This tragedy is not the fall of Hamlet - his progression is too engaging, too active, too much fun to be a fall - but of the collateral damage caused by his own behaviour, and that of his uncle. It is Gertrude's death which is sad, and Ophelia's; Hamlet was on a destructive path from the moment he found out that Claudius had killed his father, but they didn't need to die. Ophelia (Mariah Gale), in particular, is where the real tragedy lies in this production. Her descent into madness is like a horrible parody of Hamlet's - she too bounds around the stage, singing and waving her arms in the air, but this is in no way a release. It's just disturbing and sad.
Claudius, in this production, is the anti-Hamlet. Dull, smarmy, and above all unnervingly calm at all times, he does what he has to out of a desire to cover his tracks. He doesn't hate Hamlet so much as see him as a nuisance, and whether he is killed or sent to England makes very little difference to him. You think that perhaps he really does love Gertrude, but when she drinks from the poisoned cup, he says "it is too late" with little more than a shrug.
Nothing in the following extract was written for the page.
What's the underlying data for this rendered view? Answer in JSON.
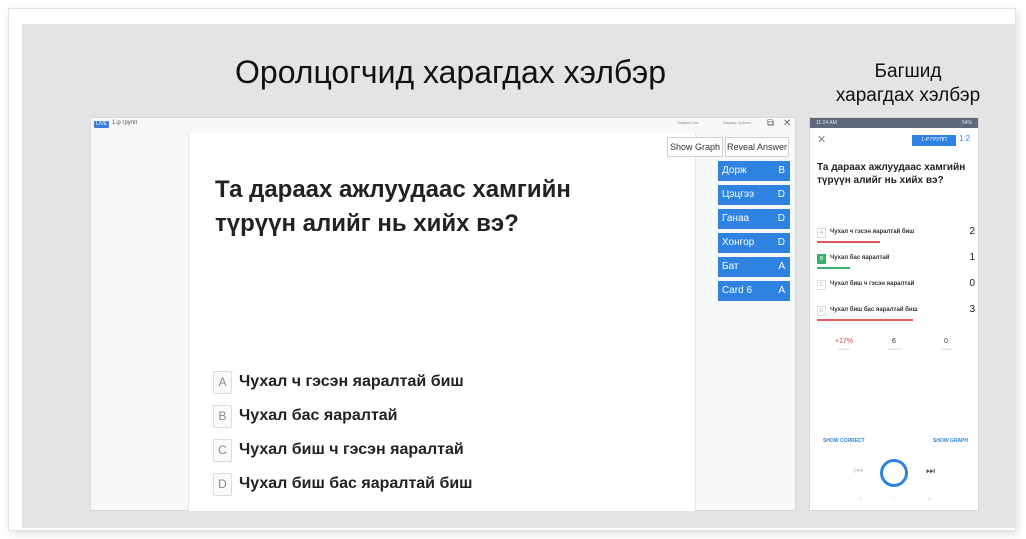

It was interesting, however, that Doran decided to keep in the secondary storyline concerning Denmark's constant battles with Norway in his production. It seemed, at first, to have little bearing on the main plot, but by the end we found that maybe the point was being made that while Claudius's coldness was a failing in familial relations, it was exactly what was needed in international relations. We hear that before Claudius became king, Norway was eating away at Denmark's borders, but Claudius sends a pair of diplomats to Prince Fortinbrass and the dispute is settled quickly. It is only when Claudius is dead that Fortinbrass arrives at the palace - and all the courtiers bow to him, quickly understanding where power now lies. Perhaps Claudius is a very bad man, but a very good king.
The set and lighting were impressive and creatively used, too. Great mirrors at the back of the stage are shattered when the first, and most critical death occurs - that of Polonius, which of course drives Ophelia to madness and suicide and in turn Laertes to murder. And right at the beginning, the mirror-like flooring is used to bounce the guards' beams of light onto each other's faces.
But really, this is a production which showcases some outstanding performances. Gale's Ophelia is heart-breaking, Penny Downie's Gertrude is agonisingly torn apart by conflicting loyalties, and Oliver Ford Davies as Polonius is a wonderful comic turn. And Tennant's Hamlet is everything we would expect - energetic, big hair, clever, messy, occasionally bound with fear and anger, and above all very, very funny. Doran's Hamlet is a tragedy you watch with a smile on your face, and that's absolutely no bad thing.